Here are some entries; quote each one exactly.

Task inputs START

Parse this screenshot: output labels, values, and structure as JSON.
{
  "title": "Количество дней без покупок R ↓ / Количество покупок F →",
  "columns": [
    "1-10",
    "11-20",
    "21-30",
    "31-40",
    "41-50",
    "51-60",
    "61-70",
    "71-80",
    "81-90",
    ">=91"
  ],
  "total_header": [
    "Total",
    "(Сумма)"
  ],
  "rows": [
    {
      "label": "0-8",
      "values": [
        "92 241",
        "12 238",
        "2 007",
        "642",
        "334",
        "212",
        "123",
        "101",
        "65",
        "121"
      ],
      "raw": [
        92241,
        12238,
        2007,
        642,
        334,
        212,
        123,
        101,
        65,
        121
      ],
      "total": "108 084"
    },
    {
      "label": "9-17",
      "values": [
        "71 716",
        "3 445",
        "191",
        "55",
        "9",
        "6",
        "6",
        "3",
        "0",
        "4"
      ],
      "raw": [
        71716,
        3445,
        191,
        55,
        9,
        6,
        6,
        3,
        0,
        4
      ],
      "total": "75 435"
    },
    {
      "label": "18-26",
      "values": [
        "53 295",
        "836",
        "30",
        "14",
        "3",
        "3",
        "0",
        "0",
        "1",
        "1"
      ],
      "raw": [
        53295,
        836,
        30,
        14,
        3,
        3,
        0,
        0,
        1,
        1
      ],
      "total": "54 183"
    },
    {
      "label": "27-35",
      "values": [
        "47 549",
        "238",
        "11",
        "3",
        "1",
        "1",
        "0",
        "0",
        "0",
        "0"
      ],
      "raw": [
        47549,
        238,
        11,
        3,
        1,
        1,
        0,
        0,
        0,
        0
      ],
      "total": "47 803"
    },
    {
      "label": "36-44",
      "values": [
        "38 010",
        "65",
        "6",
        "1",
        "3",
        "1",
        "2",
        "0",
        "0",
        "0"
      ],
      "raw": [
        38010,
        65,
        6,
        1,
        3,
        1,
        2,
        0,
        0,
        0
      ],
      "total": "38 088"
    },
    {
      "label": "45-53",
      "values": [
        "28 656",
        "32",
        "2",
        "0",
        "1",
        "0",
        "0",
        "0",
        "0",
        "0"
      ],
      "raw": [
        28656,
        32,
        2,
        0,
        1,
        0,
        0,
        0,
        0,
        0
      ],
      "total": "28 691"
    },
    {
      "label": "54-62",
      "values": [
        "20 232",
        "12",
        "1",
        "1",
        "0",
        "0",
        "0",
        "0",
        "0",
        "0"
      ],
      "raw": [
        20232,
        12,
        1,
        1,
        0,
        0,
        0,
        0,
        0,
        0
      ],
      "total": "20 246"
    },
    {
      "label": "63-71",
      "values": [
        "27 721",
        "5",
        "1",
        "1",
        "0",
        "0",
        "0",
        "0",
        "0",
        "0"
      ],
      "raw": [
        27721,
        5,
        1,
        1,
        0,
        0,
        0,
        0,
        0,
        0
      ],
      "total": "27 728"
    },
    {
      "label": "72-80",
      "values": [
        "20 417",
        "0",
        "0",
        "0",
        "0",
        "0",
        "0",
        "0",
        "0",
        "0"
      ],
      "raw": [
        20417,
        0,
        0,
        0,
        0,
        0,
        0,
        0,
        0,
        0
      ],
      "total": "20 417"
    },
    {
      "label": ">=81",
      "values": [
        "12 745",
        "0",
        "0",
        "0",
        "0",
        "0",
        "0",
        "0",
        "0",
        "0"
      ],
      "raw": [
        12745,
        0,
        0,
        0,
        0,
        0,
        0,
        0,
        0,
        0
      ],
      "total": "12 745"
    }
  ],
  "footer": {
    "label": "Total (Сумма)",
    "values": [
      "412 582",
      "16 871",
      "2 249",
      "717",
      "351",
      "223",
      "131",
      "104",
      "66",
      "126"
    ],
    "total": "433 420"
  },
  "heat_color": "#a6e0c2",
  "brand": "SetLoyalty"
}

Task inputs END

» **Reply to the exercise**:
Parse this screenshot: output labels, values, and structure as JSON.
{
  "title": "Количество дней без покупок R ↓ / Количество покупок F →",
  "columns": [
    "1-10",
    "11-20",
    "21-30",
    "31-40",
    "41-50",
    "51-60",
    "61-70",
    "71-80",
    "81-90",
    ">=91"
  ],
  "total_header": [
    "Total",
    "(Сумма)"
  ],
  "rows": [
    {
      "label": "0-8",
      "values": [
        "92 241",
        "12 238",
        "2 007",
        "642",
        "334",
        "212",
        "123",
        "101",
        "65",
        "121"
      ],
      "raw": [
        92241,
        12238,
        2007,
        642,
        334,
        212,
        123,
        101,
        65,
        121
      ],
      "total": "108 084"
    },
    {
      "label": "9-17",
      "values": [
        "71 716",
        "3 445",
        "191",
        "55",
        "9",
        "6",
        "6",
        "3",
        "0",
        "4"
      ],
      "raw": [
        71716,
        3445,
        191,
        55,
        9,
        6,
        6,
        3,
        0,
        4
      ],
      "total": "75 435"
    },
    {
      "label": "18-26",
      "values": [
        "53 295",
        "836",
        "30",
        "14",
        "3",
        "3",
        "0",
        "0",
        "1",
        "1"
      ],
      "raw": [
        53295,
        836,
        30,
        14,
        3,
        3,
        0,
        0,
        1,
        1
      ],
      "total": "54 183"
    },
    {
      "label": "27-35",
      "values": [
        "47 549",
        "238",
        "11",
        "3",
        "1",
        "1",
        "0",
        "0",
        "0",
        "0"
      ],
      "raw": [
        47549,
        238,
        11,
        3,
        1,
        1,
        0,
        0,
        0,
        0
      ],
      "total": "47 803"
    },
    {
      "label": "36-44",
      "values": [
        "38 010",
        "65",
        "6",
        "1",
        "3",
        "1",
        "2",
        "0",
        "0",
        "0"
      ],
      "raw": [
        38010,
        65,
        6,
        1,
        3,
        1,
        2,
        0,
        0,
        0
      ],
      "total": "38 088"
    },
    {
      "label": "45-53",
      "values": [
        "28 656",
        "32",
        "2",
        "0",
        "1",
        "0",
        "0",
        "0",
        "0",
        "0"
      ],
      "raw": [
        28656,
        32,
        2,
        0,
        1,
        0,
        0,
        0,
        0,
        0
      ],
      "total": "28 691"
    },
    {
      "label": "54-62",
      "values": [
        "20 232",
        "12",
        "1",
        "1",
        "0",
        "0",
        "0",
        "0",
        "0",
        "0"
      ],
      "raw": [
        20232,
        12,
        1,
        1,
        0,
        0,
        0,
        0,
        0,
        0
      ],
      "total": "20 246"
    },
    {
      "label": "63-71",
      "values": [
        "27 721",
        "5",
        "1",
        "1",
        "0",
        "0",
        "0",
        "0",
        "0",
        "0"
      ],
      "raw": [
        27721,
        5,
        1,
        1,
        0,
        0,
        0,
        0,
        0,
        0
      ],
      "total": "27 728"
    },
    {
      "label": "72-80",
      "values": [
        "20 417",
        "0",
        "0",
        "0",
        "0",
        "0",
        "0",
        "0",
        "0",
        "0"
      ],
      "raw": [
        20417,
        0,
        0,
        0,
        0,
        0,
        0,
        0,
        0,
        0
      ],
      "total": "20 417"
    },
    {
      "label": ">=81",
      "values": [
        "12 745",
        "0",
        "0",
        "0",
        "0",
        "0",
        "0",
        "0",
        "0",
        "0"
      ],
      "raw": [
        12745,
        0,
        0,
        0,
        0,
        0,
        0,
        0,
        0,
        0
      ],
      "total": "12 745"
    }
  ],
  "footer": {
    "label": "Total (Сумма)",
    "values": [
      "412 582",
      "16 871",
      "2 249",
      "717",
      "351",
      "223",
      "131",
      "104",
      "66",
      "126"
    ],
    "total": "433 420"
  },
  "heat_color": "#a6e0c2",
  "brand": "SetLoyalty"
}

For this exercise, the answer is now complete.